Source records |
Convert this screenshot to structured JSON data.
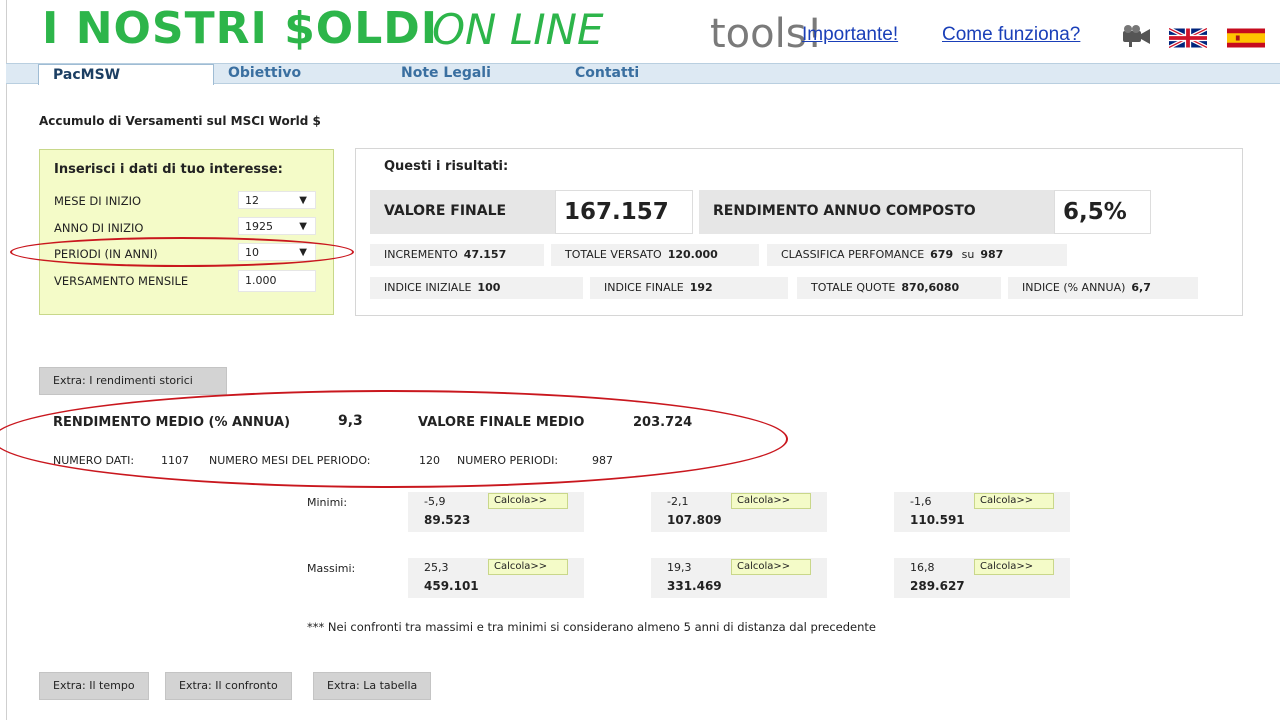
{
  "header": {
    "brand_bold": "I NOSTRI $OLDI",
    "brand_light": "ON LINE",
    "brand_tools": "tools!",
    "links": [
      "Importante!",
      "Come funziona?"
    ],
    "icons": [
      "camera-icon",
      "uk-flag-icon",
      "spain-flag-icon"
    ]
  },
  "tabs": [
    "PacMSW",
    "Obiettivo",
    "Note Legali",
    "Contatti"
  ],
  "subtitle": "Accumulo di Versamenti sul MSCI World $",
  "input_panel": {
    "title": "Inserisci i dati di tuo interesse:",
    "fields": [
      {
        "label": "MESE DI INIZIO",
        "value": "12"
      },
      {
        "label": "ANNO DI INIZIO",
        "value": "1925"
      },
      {
        "label": "PERIODI (IN ANNI)",
        "value": "10"
      },
      {
        "label": "VERSAMENTO MENSILE",
        "value": "1.000"
      }
    ]
  },
  "results": {
    "title": "Questi i risultati:",
    "valore_finale_label": "VALORE FINALE",
    "valore_finale": "167.157",
    "rendimento_label": "RENDIMENTO ANNUO COMPOSTO",
    "rendimento": "6,5%",
    "row1": [
      {
        "label": "INCREMENTO",
        "value": "47.157"
      },
      {
        "label": "TOTALE VERSATO",
        "value": "120.000"
      },
      {
        "label": "CLASSIFICA PERFOMANCE",
        "value": "679",
        "su": "su",
        "total": "987"
      }
    ],
    "row2": [
      {
        "label": "INDICE INIZIALE",
        "value": "100"
      },
      {
        "label": "INDICE FINALE",
        "value": "192"
      },
      {
        "label": "TOTALE QUOTE",
        "value": "870,6080"
      },
      {
        "label": "INDICE (% ANNUA)",
        "value": "6,7"
      }
    ]
  },
  "extra_storici": "Extra: I rendimenti storici",
  "storici": {
    "rend_medio_label": "RENDIMENTO MEDIO (% ANNUA)",
    "rend_medio": "9,3",
    "valore_medio_label": "VALORE FINALE MEDIO",
    "valore_medio": "203.724",
    "numero_dati_label": "NUMERO DATI:",
    "numero_dati": "1107",
    "numero_mesi_label": "NUMERO MESI DEL PERIODO:",
    "numero_mesi": "120",
    "numero_periodi_label": "NUMERO PERIODI:",
    "numero_periodi": "987"
  },
  "minimi_label": "Minimi:",
  "massimi_label": "Massimi:",
  "calcola": "Calcola>>",
  "minimi": [
    {
      "pct": "-5,9",
      "amount": "89.523"
    },
    {
      "pct": "-2,1",
      "amount": "107.809"
    },
    {
      "pct": "-1,6",
      "amount": "110.591"
    }
  ],
  "massimi": [
    {
      "pct": "25,3",
      "amount": "459.101"
    },
    {
      "pct": "19,3",
      "amount": "331.469"
    },
    {
      "pct": "16,8",
      "amount": "289.627"
    }
  ],
  "note": "*** Nei confronti tra massimi e tra minimi si considerano almeno 5 anni di distanza dal precedente",
  "bottom_buttons": [
    "Extra: Il tempo",
    "Extra: Il confronto",
    "Extra: La tabella"
  ]
}
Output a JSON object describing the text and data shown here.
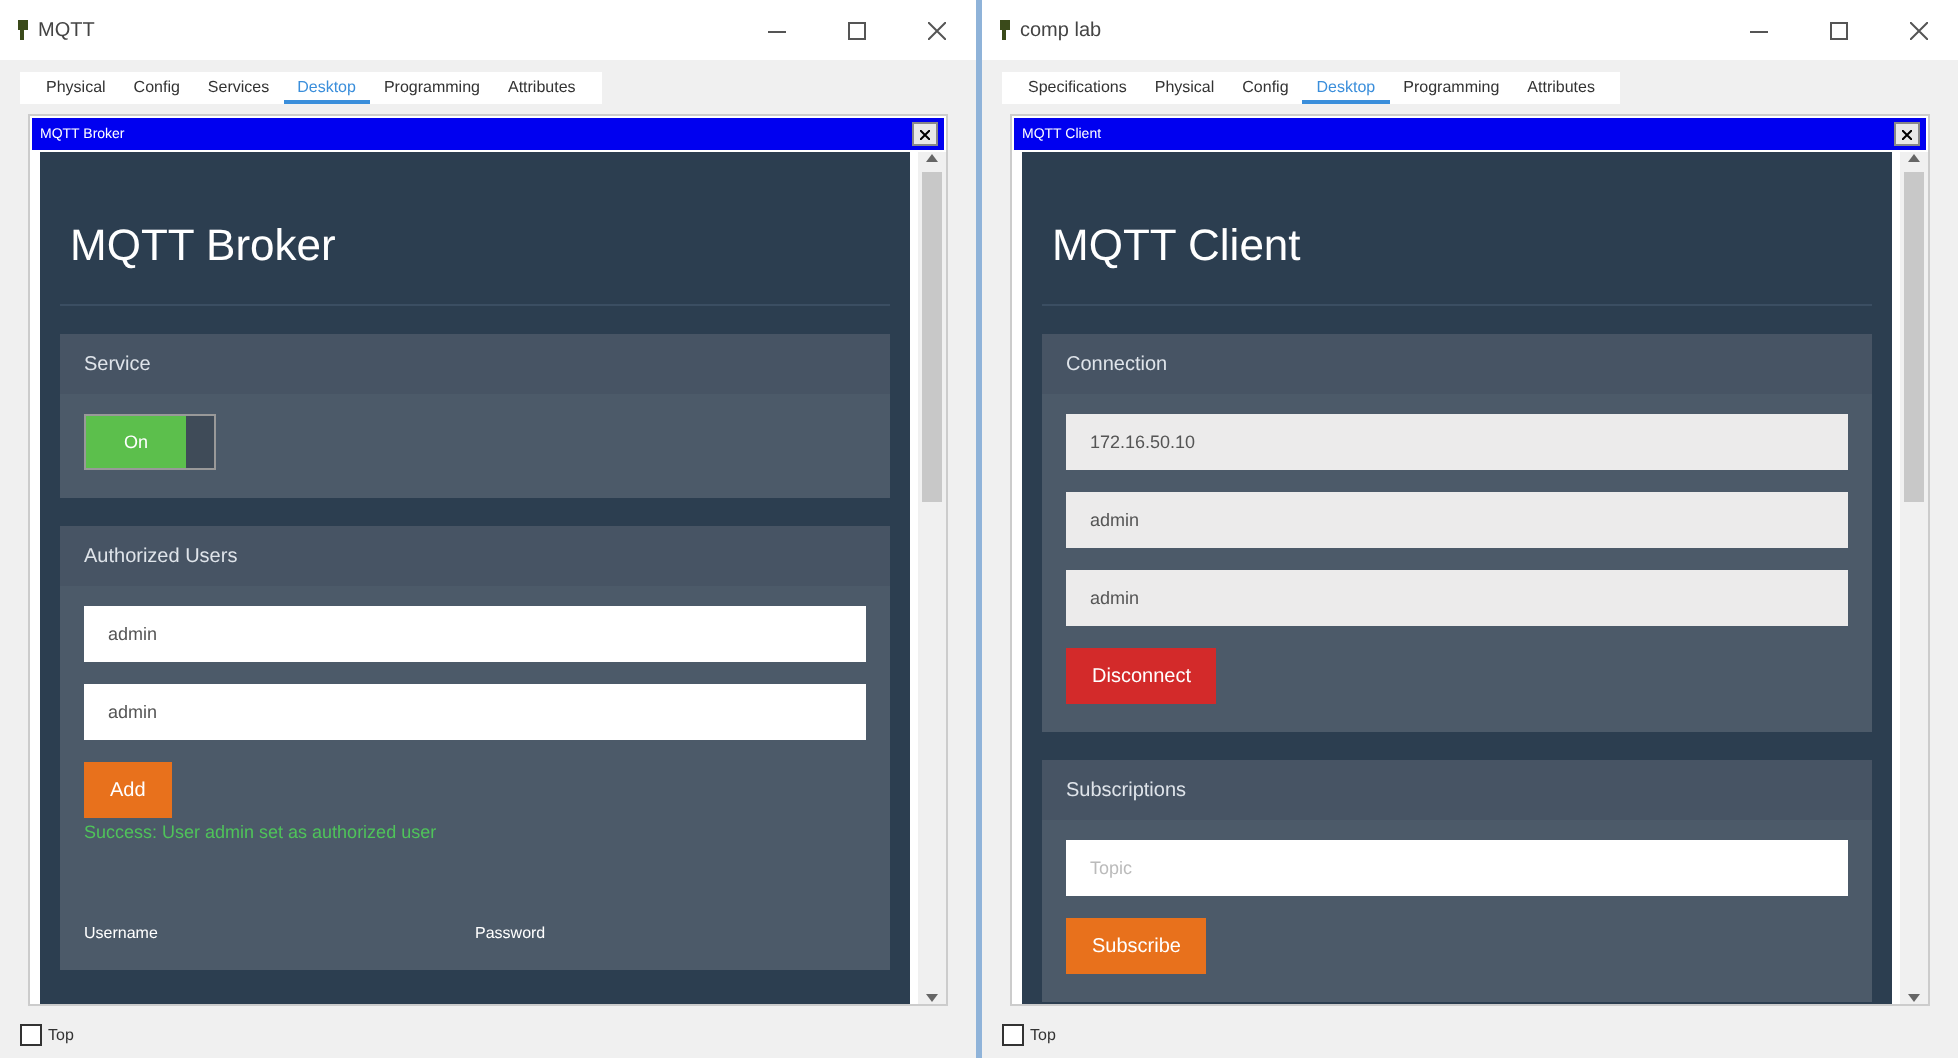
{
  "windows": [
    {
      "title": "MQTT",
      "tabs": [
        {
          "label": "Physical",
          "selected": false
        },
        {
          "label": "Config",
          "selected": false
        },
        {
          "label": "Services",
          "selected": false
        },
        {
          "label": "Desktop",
          "selected": true
        },
        {
          "label": "Programming",
          "selected": false
        },
        {
          "label": "Attributes",
          "selected": false
        }
      ],
      "app_title": "MQTT Broker",
      "heading": "MQTT Broker",
      "sections": [
        {
          "title": "Service",
          "items": [
            {
              "kind": "toggle",
              "label": "On",
              "on": true
            }
          ]
        },
        {
          "title": "Authorized Users",
          "items": [
            {
              "kind": "field",
              "value": "admin",
              "disabled": false
            },
            {
              "kind": "field",
              "value": "admin",
              "disabled": false
            },
            {
              "kind": "button",
              "label": "Add",
              "color": "#e8711c"
            },
            {
              "kind": "message",
              "text": "Success: User admin set as authorized user"
            },
            {
              "kind": "columns",
              "labels": [
                "Username",
                "Password"
              ]
            }
          ]
        }
      ],
      "top": {
        "label": "Top",
        "checked": false
      }
    },
    {
      "title": "comp lab",
      "tabs": [
        {
          "label": "Specifications",
          "selected": false
        },
        {
          "label": "Physical",
          "selected": false
        },
        {
          "label": "Config",
          "selected": false
        },
        {
          "label": "Desktop",
          "selected": true
        },
        {
          "label": "Programming",
          "selected": false
        },
        {
          "label": "Attributes",
          "selected": false
        }
      ],
      "app_title": "MQTT Client",
      "heading": "MQTT Client",
      "sections": [
        {
          "title": "Connection",
          "items": [
            {
              "kind": "field",
              "value": "172.16.50.10",
              "disabled": true
            },
            {
              "kind": "field",
              "value": "admin",
              "disabled": true
            },
            {
              "kind": "field",
              "value": "admin",
              "disabled": true
            },
            {
              "kind": "button",
              "label": "Disconnect",
              "color": "#d32a2a"
            }
          ]
        },
        {
          "title": "Subscriptions",
          "items": [
            {
              "kind": "field",
              "placeholder": "Topic",
              "disabled": false
            },
            {
              "kind": "button",
              "label": "Subscribe",
              "color": "#e8711c"
            }
          ]
        }
      ],
      "top": {
        "label": "Top",
        "checked": false
      }
    }
  ]
}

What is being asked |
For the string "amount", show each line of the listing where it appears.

Response to this task |
      "amount": "89.523"
      "amount": "107.809"
      "amount": "110.591"
      "amount": "459.101"
      "amount": "331.469"
      "amount": "289.627"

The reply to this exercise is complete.